Rochester city courts are currently not hearing eviction cases, but there is no telling when they might again, and City Council members and tenant advocates have been sounding the alarm for months about the potential consequences of a wave of eviction cases.

“The burden of proof is on the tenant,” said Council member Mary Lupien. “It’s so much easier to have a lawyer walk them through the process and make sure they’re able to prove their case.”

Advocates have expressed concern that without adequate legal representation in court, tenants who would otherwise be protected could face greater financial hardship, and possibly eviction, if they struggle to prove the burden the pandemic has had on them.

The notion of a right-to-counsel initiative didn’t begin with the pandemic. In 2017, New York City enacted a law, the first in the nation, guaranteeing legal representation to low-income residents facing eviction.

Muoio said conversations about the concept in Rochester began about two years ago. The Volunteer Legal Services Project has been operating a similar program in Irondequoit for several years, and is working to expand it to Greece and East Rochester.

Muoio cast the city funding as a “starting point.”

“Our estimate that we submitted to the county, city, and charitable organizations is it would take $800,000 for us to represent all of the people in the city of Rochester, in the towns of Greece and Irondequoit, and in the village of East Rochester,” Muoio said.

As the legislation stands, the city’s right-to-counsel program would run through June 2021.

The $460,000 for the program is part of a $2.9 million federal coronavirus relief funding package, the second such round of funds the city has received. The bulk of the funding — $2.1 million — is to be allocated to other eviction and homelessness prevention projects.

In June, $1.2 million from the first round of coronavirus relief funds was invested into eviction prevention and homeless services, most of which went to the Catholic Family Center. The Salvation Army, Veterans Outreach Center, Person Centered Housing Options, and the Open Door Mission also received funding from that aid package.
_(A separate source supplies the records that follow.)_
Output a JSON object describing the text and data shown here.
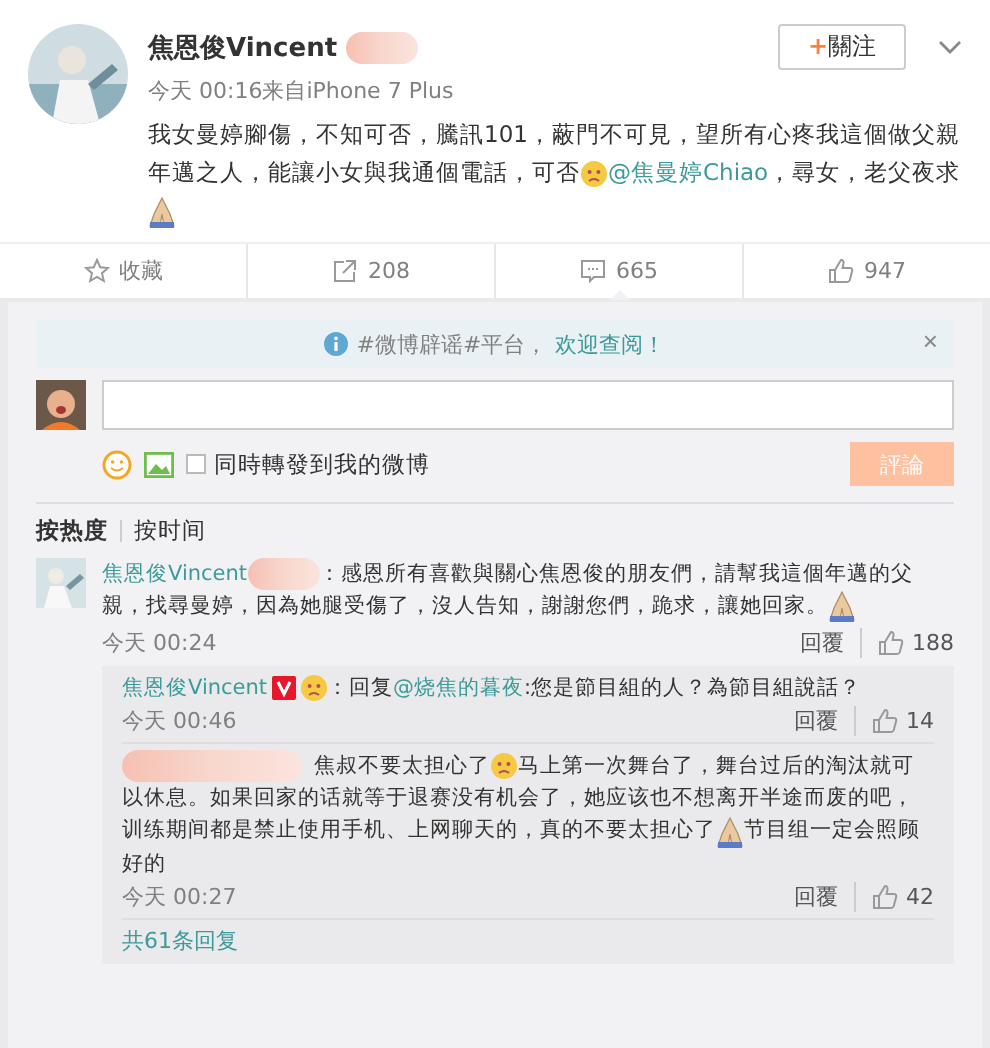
{
  "post": {
    "author": "焦恩俊Vincent",
    "meta": "今天 00:16来自iPhone 7 Plus",
    "follow": {
      "plus": "+",
      "label": "關注"
    },
    "parts": [
      {
        "kind": "text",
        "text": "我女曼婷腳傷，不知可否，騰訊101，蔽門不可見，望所有心疼我這個做父親年邁之人，能讓小女與我通個電話，可否"
      },
      {
        "kind": "emoji"
      },
      {
        "kind": "mention",
        "text": "@焦曼婷Chiao"
      },
      {
        "kind": "text",
        "text": "，尋女，老父夜求"
      },
      {
        "kind": "gesture"
      }
    ],
    "actions": [
      {
        "kind": "star",
        "label": "收藏",
        "selected": false
      },
      {
        "kind": "share",
        "label": "208",
        "selected": false
      },
      {
        "kind": "comment",
        "label": "665",
        "selected": true
      },
      {
        "kind": "like",
        "label": "947",
        "selected": false
      }
    ]
  },
  "notice": {
    "text": "#微博辟谣#平台，",
    "link": "欢迎查阅！",
    "close": "×"
  },
  "composer": {
    "checkbox": {
      "label": "同時轉發到我的微博",
      "checked": false
    },
    "submit": {
      "label": "評論",
      "disabled": true
    }
  },
  "sort_tabs": [
    {
      "label": "按热度",
      "selected": true
    },
    {
      "label": "按时间",
      "selected": false
    }
  ],
  "comment": {
    "author": "焦恩俊Vincent",
    "parts": [
      {
        "kind": "text",
        "text": "：感恩所有喜歡與關心焦恩俊的朋友們，請幫我這個年邁的父親，找尋曼婷，因為她腿受傷了，沒人告知，謝謝您們，跪求，讓她回家。"
      },
      {
        "kind": "gesture"
      }
    ],
    "time": "今天 00:24",
    "reply": "回覆",
    "likes": "188",
    "replies": [
      {
        "author": "焦恩俊Vincent",
        "verified": true,
        "parts": [
          {
            "kind": "text",
            "text": "：回复"
          },
          {
            "kind": "mention",
            "text": "@烧焦的暮夜"
          },
          {
            "kind": "text",
            "text": ":您是節目組的人？為節目組說話？"
          }
        ],
        "time": "今天 00:46",
        "reply": "回覆",
        "likes": "14"
      },
      {
        "verified": false,
        "parts": [
          {
            "kind": "text",
            "text": "焦叔不要太担心了"
          },
          {
            "kind": "emoji"
          },
          {
            "kind": "text",
            "text": "马上第一次舞台了，舞台过后的淘汰就可以休息。如果回家的话就等于退赛没有机会了，她应该也不想离开半途而废的吧，训练期间都是禁止使用手机、上网聊天的，真的不要太担心了"
          },
          {
            "kind": "gesture"
          },
          {
            "kind": "text",
            "text": "节目组一定会照顾好的"
          }
        ],
        "time": "今天 00:27",
        "reply": "回覆",
        "likes": "42"
      }
    ],
    "more": "共61条回复"
  }
}
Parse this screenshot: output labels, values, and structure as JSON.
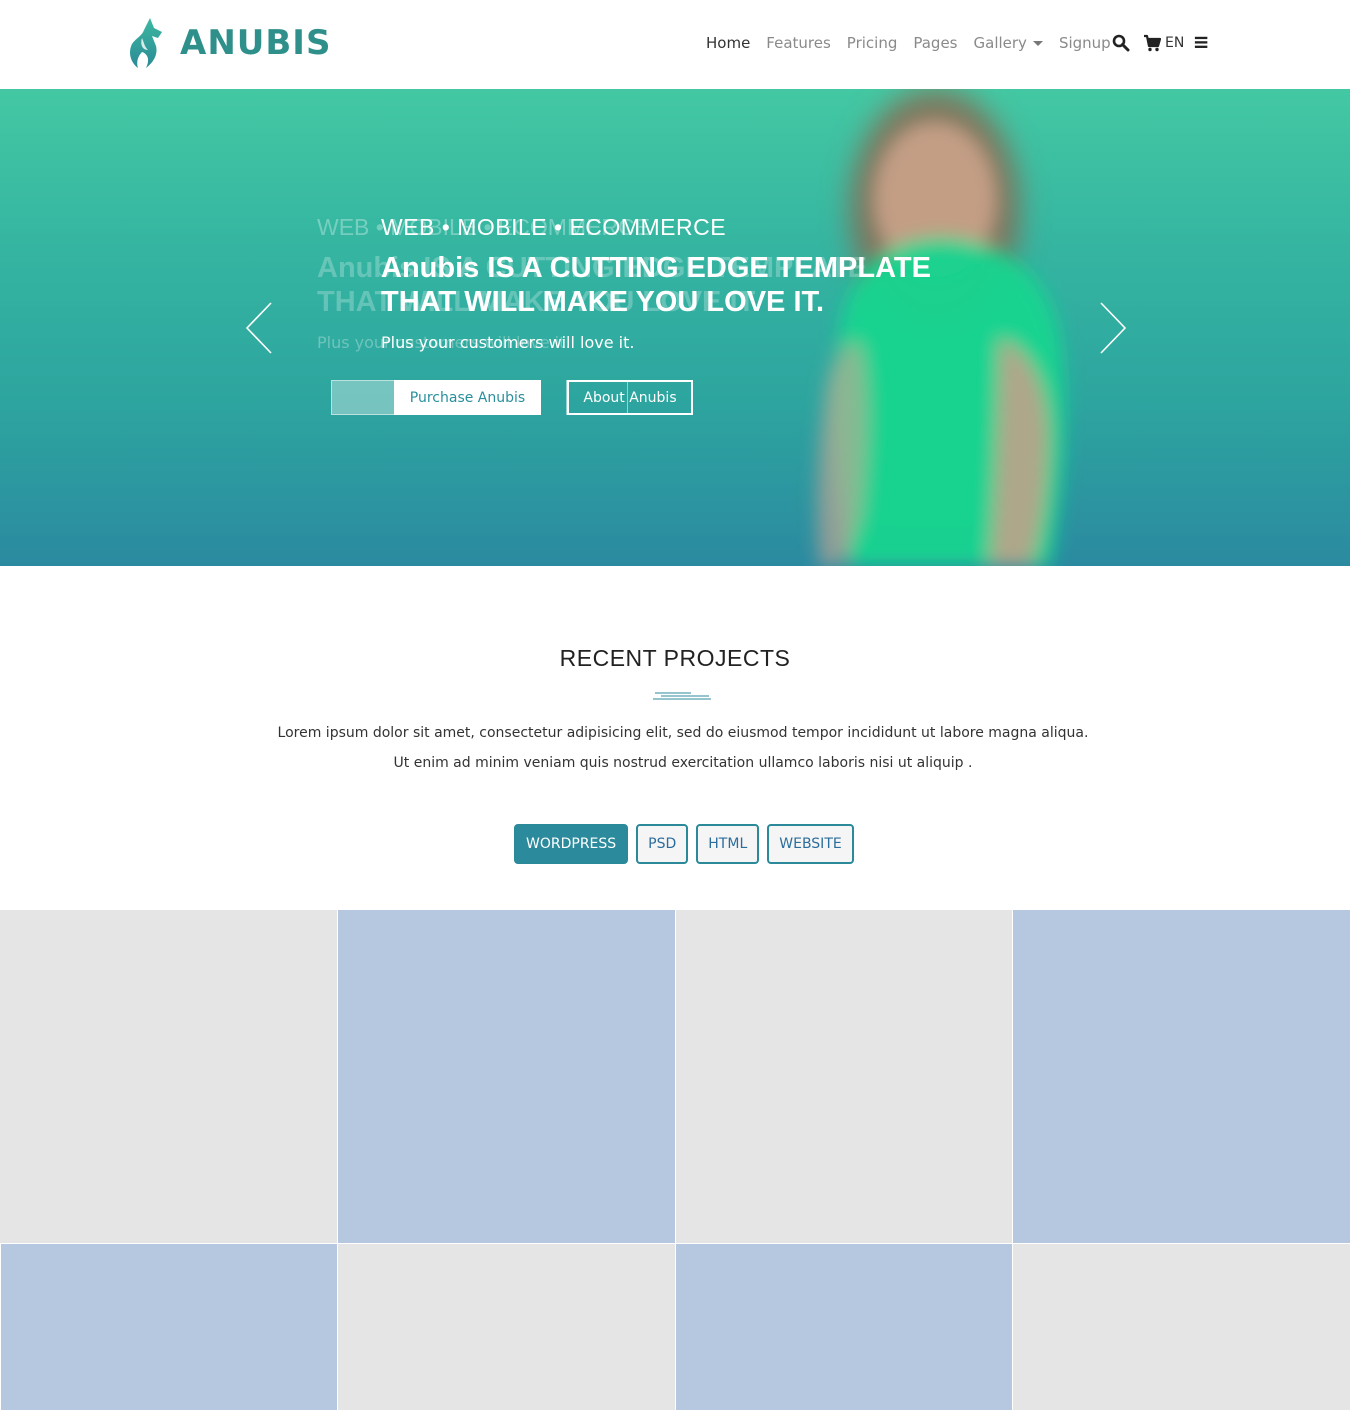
{
  "brand": {
    "name": "ANUBIS",
    "color": "#2f8f8a"
  },
  "nav": {
    "items": [
      {
        "label": "Home",
        "active": true
      },
      {
        "label": "Features",
        "active": false
      },
      {
        "label": "Pricing",
        "active": false
      },
      {
        "label": "Pages",
        "active": false
      },
      {
        "label": "Gallery",
        "active": false,
        "dropdown": true
      },
      {
        "label": "Signup",
        "active": false
      }
    ],
    "icons": [
      "search-icon",
      "cart-icon",
      "menu-icon"
    ],
    "language": "EN"
  },
  "hero": {
    "subtitle": "WEB • MOBILE • ECOMMERCE",
    "title_line1": "Anubis IS A CUTTING EDGE TEMPLATE",
    "title_line2": "THAT WILL MAKE YOU LOVE IT.",
    "text": "Plus your customers will love it.",
    "primary_button": "Purchase Anubis",
    "secondary_button": "About Anubis",
    "gradient_top": "#43c8a3",
    "gradient_bottom": "#2b8aa0"
  },
  "projects": {
    "title": "RECENT PROJECTS",
    "text_line1": "Lorem ipsum dolor sit amet, consectetur adipisicing elit, sed do eiusmod tempor incididunt ut labore magna aliqua.",
    "text_line2": "Ut enim ad minim veniam quis nostrud exercitation ullamco laboris nisi ut aliquip .",
    "filters": [
      {
        "label": "WORDPRESS",
        "active": true
      },
      {
        "label": "PSD",
        "active": false
      },
      {
        "label": "HTML",
        "active": false
      },
      {
        "label": "WEBSITE",
        "active": false
      }
    ],
    "accent": "#2b8a9c",
    "tile_colors": [
      "#e5e5e5",
      "#b5c8e0"
    ]
  }
}
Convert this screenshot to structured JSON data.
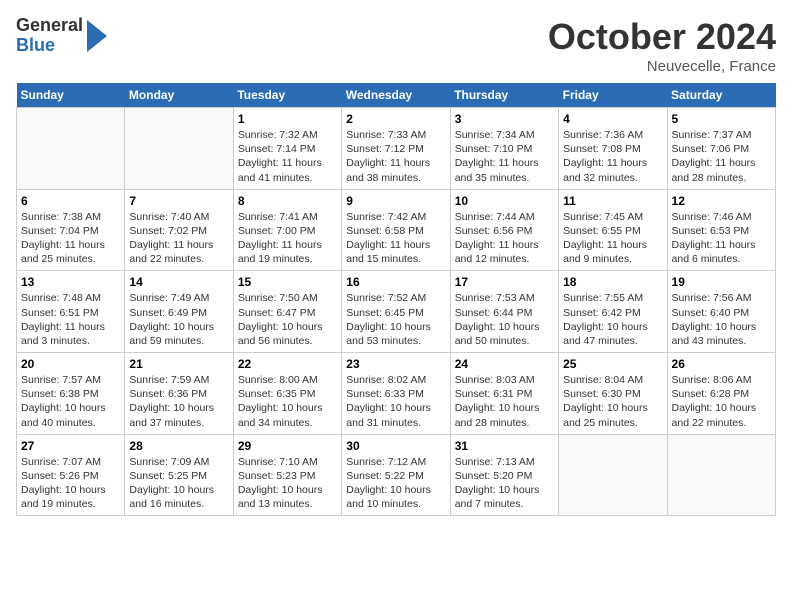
{
  "header": {
    "logo_general": "General",
    "logo_blue": "Blue",
    "month": "October 2024",
    "location": "Neuvecelle, France"
  },
  "days_of_week": [
    "Sunday",
    "Monday",
    "Tuesday",
    "Wednesday",
    "Thursday",
    "Friday",
    "Saturday"
  ],
  "weeks": [
    [
      {
        "day": "",
        "sunrise": "",
        "sunset": "",
        "daylight": ""
      },
      {
        "day": "",
        "sunrise": "",
        "sunset": "",
        "daylight": ""
      },
      {
        "day": "1",
        "sunrise": "Sunrise: 7:32 AM",
        "sunset": "Sunset: 7:14 PM",
        "daylight": "Daylight: 11 hours and 41 minutes."
      },
      {
        "day": "2",
        "sunrise": "Sunrise: 7:33 AM",
        "sunset": "Sunset: 7:12 PM",
        "daylight": "Daylight: 11 hours and 38 minutes."
      },
      {
        "day": "3",
        "sunrise": "Sunrise: 7:34 AM",
        "sunset": "Sunset: 7:10 PM",
        "daylight": "Daylight: 11 hours and 35 minutes."
      },
      {
        "day": "4",
        "sunrise": "Sunrise: 7:36 AM",
        "sunset": "Sunset: 7:08 PM",
        "daylight": "Daylight: 11 hours and 32 minutes."
      },
      {
        "day": "5",
        "sunrise": "Sunrise: 7:37 AM",
        "sunset": "Sunset: 7:06 PM",
        "daylight": "Daylight: 11 hours and 28 minutes."
      }
    ],
    [
      {
        "day": "6",
        "sunrise": "Sunrise: 7:38 AM",
        "sunset": "Sunset: 7:04 PM",
        "daylight": "Daylight: 11 hours and 25 minutes."
      },
      {
        "day": "7",
        "sunrise": "Sunrise: 7:40 AM",
        "sunset": "Sunset: 7:02 PM",
        "daylight": "Daylight: 11 hours and 22 minutes."
      },
      {
        "day": "8",
        "sunrise": "Sunrise: 7:41 AM",
        "sunset": "Sunset: 7:00 PM",
        "daylight": "Daylight: 11 hours and 19 minutes."
      },
      {
        "day": "9",
        "sunrise": "Sunrise: 7:42 AM",
        "sunset": "Sunset: 6:58 PM",
        "daylight": "Daylight: 11 hours and 15 minutes."
      },
      {
        "day": "10",
        "sunrise": "Sunrise: 7:44 AM",
        "sunset": "Sunset: 6:56 PM",
        "daylight": "Daylight: 11 hours and 12 minutes."
      },
      {
        "day": "11",
        "sunrise": "Sunrise: 7:45 AM",
        "sunset": "Sunset: 6:55 PM",
        "daylight": "Daylight: 11 hours and 9 minutes."
      },
      {
        "day": "12",
        "sunrise": "Sunrise: 7:46 AM",
        "sunset": "Sunset: 6:53 PM",
        "daylight": "Daylight: 11 hours and 6 minutes."
      }
    ],
    [
      {
        "day": "13",
        "sunrise": "Sunrise: 7:48 AM",
        "sunset": "Sunset: 6:51 PM",
        "daylight": "Daylight: 11 hours and 3 minutes."
      },
      {
        "day": "14",
        "sunrise": "Sunrise: 7:49 AM",
        "sunset": "Sunset: 6:49 PM",
        "daylight": "Daylight: 10 hours and 59 minutes."
      },
      {
        "day": "15",
        "sunrise": "Sunrise: 7:50 AM",
        "sunset": "Sunset: 6:47 PM",
        "daylight": "Daylight: 10 hours and 56 minutes."
      },
      {
        "day": "16",
        "sunrise": "Sunrise: 7:52 AM",
        "sunset": "Sunset: 6:45 PM",
        "daylight": "Daylight: 10 hours and 53 minutes."
      },
      {
        "day": "17",
        "sunrise": "Sunrise: 7:53 AM",
        "sunset": "Sunset: 6:44 PM",
        "daylight": "Daylight: 10 hours and 50 minutes."
      },
      {
        "day": "18",
        "sunrise": "Sunrise: 7:55 AM",
        "sunset": "Sunset: 6:42 PM",
        "daylight": "Daylight: 10 hours and 47 minutes."
      },
      {
        "day": "19",
        "sunrise": "Sunrise: 7:56 AM",
        "sunset": "Sunset: 6:40 PM",
        "daylight": "Daylight: 10 hours and 43 minutes."
      }
    ],
    [
      {
        "day": "20",
        "sunrise": "Sunrise: 7:57 AM",
        "sunset": "Sunset: 6:38 PM",
        "daylight": "Daylight: 10 hours and 40 minutes."
      },
      {
        "day": "21",
        "sunrise": "Sunrise: 7:59 AM",
        "sunset": "Sunset: 6:36 PM",
        "daylight": "Daylight: 10 hours and 37 minutes."
      },
      {
        "day": "22",
        "sunrise": "Sunrise: 8:00 AM",
        "sunset": "Sunset: 6:35 PM",
        "daylight": "Daylight: 10 hours and 34 minutes."
      },
      {
        "day": "23",
        "sunrise": "Sunrise: 8:02 AM",
        "sunset": "Sunset: 6:33 PM",
        "daylight": "Daylight: 10 hours and 31 minutes."
      },
      {
        "day": "24",
        "sunrise": "Sunrise: 8:03 AM",
        "sunset": "Sunset: 6:31 PM",
        "daylight": "Daylight: 10 hours and 28 minutes."
      },
      {
        "day": "25",
        "sunrise": "Sunrise: 8:04 AM",
        "sunset": "Sunset: 6:30 PM",
        "daylight": "Daylight: 10 hours and 25 minutes."
      },
      {
        "day": "26",
        "sunrise": "Sunrise: 8:06 AM",
        "sunset": "Sunset: 6:28 PM",
        "daylight": "Daylight: 10 hours and 22 minutes."
      }
    ],
    [
      {
        "day": "27",
        "sunrise": "Sunrise: 7:07 AM",
        "sunset": "Sunset: 5:26 PM",
        "daylight": "Daylight: 10 hours and 19 minutes."
      },
      {
        "day": "28",
        "sunrise": "Sunrise: 7:09 AM",
        "sunset": "Sunset: 5:25 PM",
        "daylight": "Daylight: 10 hours and 16 minutes."
      },
      {
        "day": "29",
        "sunrise": "Sunrise: 7:10 AM",
        "sunset": "Sunset: 5:23 PM",
        "daylight": "Daylight: 10 hours and 13 minutes."
      },
      {
        "day": "30",
        "sunrise": "Sunrise: 7:12 AM",
        "sunset": "Sunset: 5:22 PM",
        "daylight": "Daylight: 10 hours and 10 minutes."
      },
      {
        "day": "31",
        "sunrise": "Sunrise: 7:13 AM",
        "sunset": "Sunset: 5:20 PM",
        "daylight": "Daylight: 10 hours and 7 minutes."
      },
      {
        "day": "",
        "sunrise": "",
        "sunset": "",
        "daylight": ""
      },
      {
        "day": "",
        "sunrise": "",
        "sunset": "",
        "daylight": ""
      }
    ]
  ]
}
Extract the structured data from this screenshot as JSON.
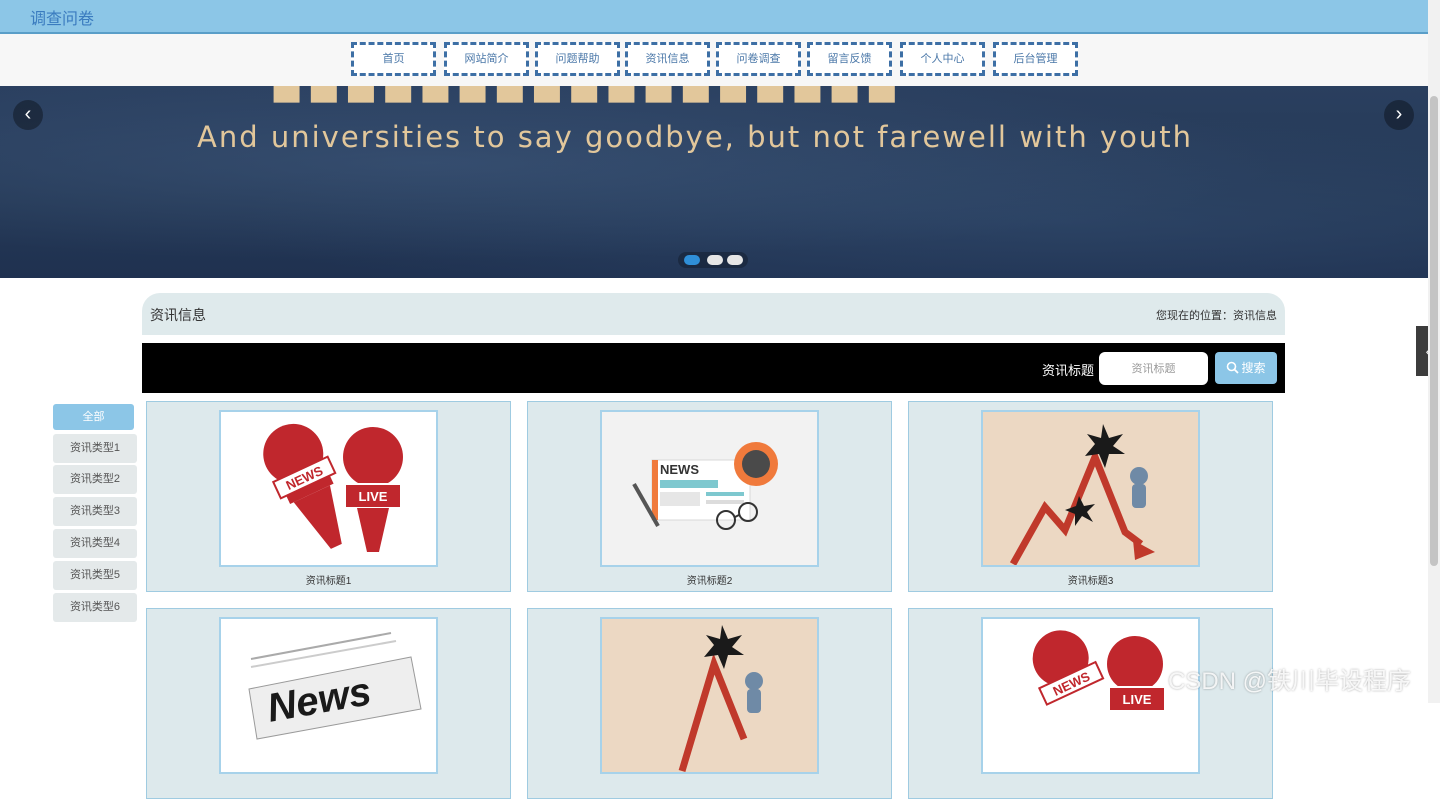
{
  "header": {
    "title": "调查问卷"
  },
  "nav": {
    "items": [
      {
        "label": "首页"
      },
      {
        "label": "网站简介"
      },
      {
        "label": "问题帮助"
      },
      {
        "label": "资讯信息"
      },
      {
        "label": "问卷调查"
      },
      {
        "label": "留言反馈"
      },
      {
        "label": "个人中心"
      },
      {
        "label": "后台管理"
      }
    ]
  },
  "banner": {
    "slogan": "And universities to say goodbye, but not farewell with youth",
    "prev_icon": "chevron-left-icon",
    "next_icon": "chevron-right-icon",
    "slide_count": 3,
    "active_slide": 1
  },
  "section": {
    "title": "资讯信息",
    "location_label": "您现在的位置：",
    "location_value": "资讯信息"
  },
  "search": {
    "label": "资讯标题",
    "placeholder": "资讯标题",
    "button_label": "搜索",
    "button_icon": "search-icon"
  },
  "categories": [
    {
      "label": "全部",
      "active": true
    },
    {
      "label": "资讯类型1"
    },
    {
      "label": "资讯类型2"
    },
    {
      "label": "资讯类型3"
    },
    {
      "label": "资讯类型4"
    },
    {
      "label": "资讯类型5"
    },
    {
      "label": "资讯类型6"
    }
  ],
  "news": [
    {
      "title": "资讯标题1",
      "image": "news-microphones"
    },
    {
      "title": "资讯标题2",
      "image": "newspaper-coffee"
    },
    {
      "title": "资讯标题3",
      "image": "market-crash"
    },
    {
      "title": "",
      "image": "news-paper"
    },
    {
      "title": "",
      "image": "market-crash"
    },
    {
      "title": "",
      "image": "news-microphones"
    }
  ],
  "watermark": "CSDN @铁川毕设程序",
  "colors": {
    "topbar": "#8cc6e7",
    "nav_border": "#3d6fa5",
    "accent": "#8cc6e7",
    "card_bg": "#dde9ec",
    "search_bar": "#000000",
    "banner_text": "#e2c79b"
  }
}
Gino Fanelli is a CITY staff writer. He can be reached at (585) 775-9692 or